Knowing your audience and understand what makes them tick is key. Audience segmentations isn’t just about age, sex & geography, today it’s really about understanding your consumers attitudinal profile. Once you understand what makes them behave in a certain way or their core interests you can tailor your content to be more relevant and appealing.

2) Know your brand purpose & positioning

I believe a brand’s purpose should be a higher order philosophy, point of view or reason that they exist in the world. It should guide everything the brand does, providing both a vision to judge its activities against and a direction to guide future activity. In its most simple form, purpose is purely the reason why your brand exists!

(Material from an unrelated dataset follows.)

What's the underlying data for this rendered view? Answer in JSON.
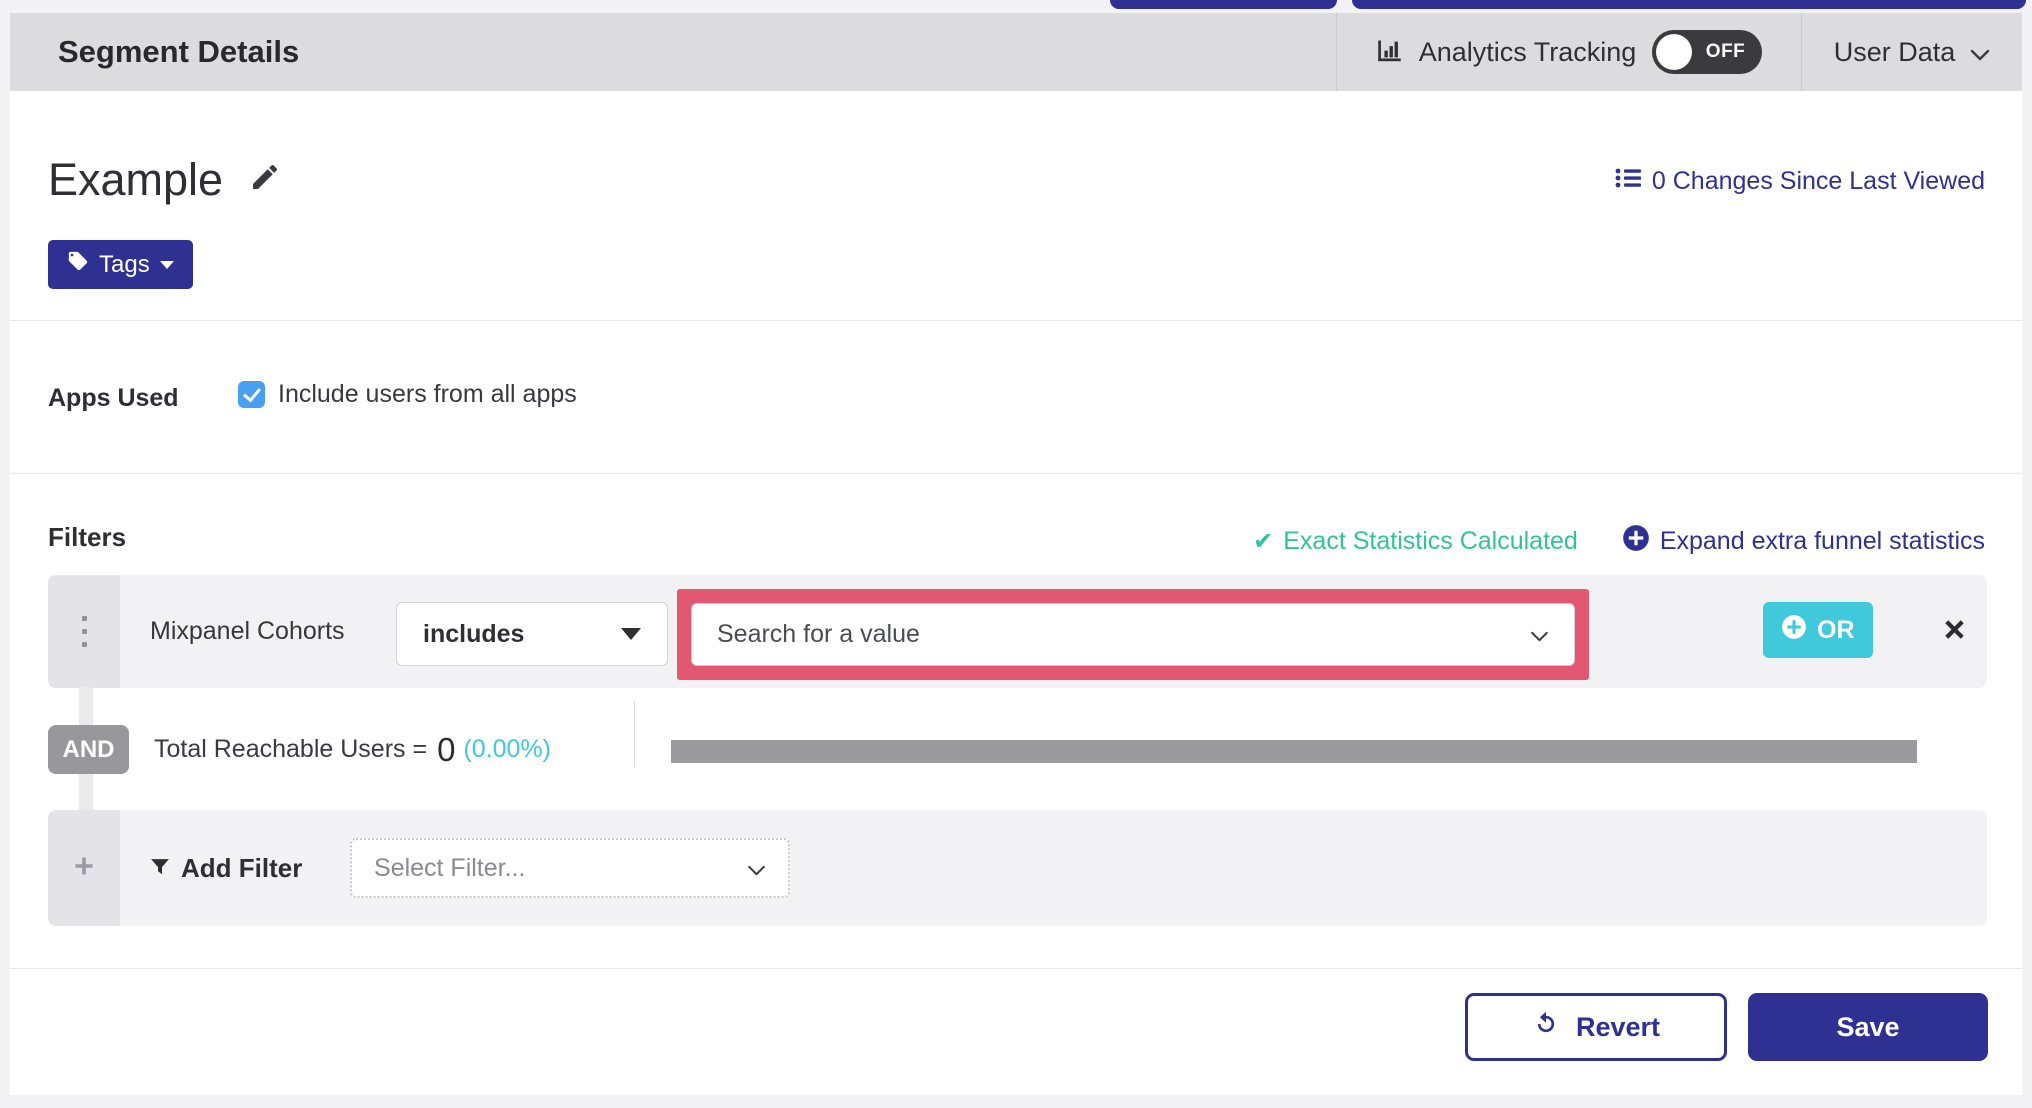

Savvy marketers are starting to understand that purpose doesn’t have to be lofty or out of reach, they don’t even need to push through some big societal change. Your brands purpose should be deeply rooted in the brand itself and what it stands for and most importantly what makes it different. Finding that ownable territory and becoming known for something is vital to engaging your consumers.

3) Learn what customers expect in return

Brands must learn what customers expect from them in return for their emotional investment. Consumers increasingly expect brands to provide two-way interactions often in real-time as well as differentiated or personalised shopping experiences. While emotion is the key driver in influencing customers spending behaviour, brands must use empathy and understand the value of their offering to consumers.

4) Anticipate their needs

Just as customers expect a more personalised experience, they also expect brands will leverage the data they've shared to predict their next likely action with a brand. By 2020, 51% of consumers expect companies to anticipate their needs and make relevant suggestions. Brands can add value for customers by demonstrating they understand their needs and are committed to creating a better brand experience for them.

5) Create a unique experience

Your consumers what to be rewarded for their interactions with your brand, essentially, they want to feel special and valued. This could simply be a more personalised approach on your website, sample size products with a certain value of order or advanced invitations to sales or events. It could even be a one of a kind reward or experience like a VIP event that makes your consumers feel part of an exclusive community.

So, no matter the size of your brand, I believe making an investment in your initiatives to drive an emotional connection with your consumers will significantly increase your brands value, growth & engagement and should even attract new consumers.

Posted 12 March 2019 by


of consumers expect companies to anticipate their needs and make relevant suggestions by 2020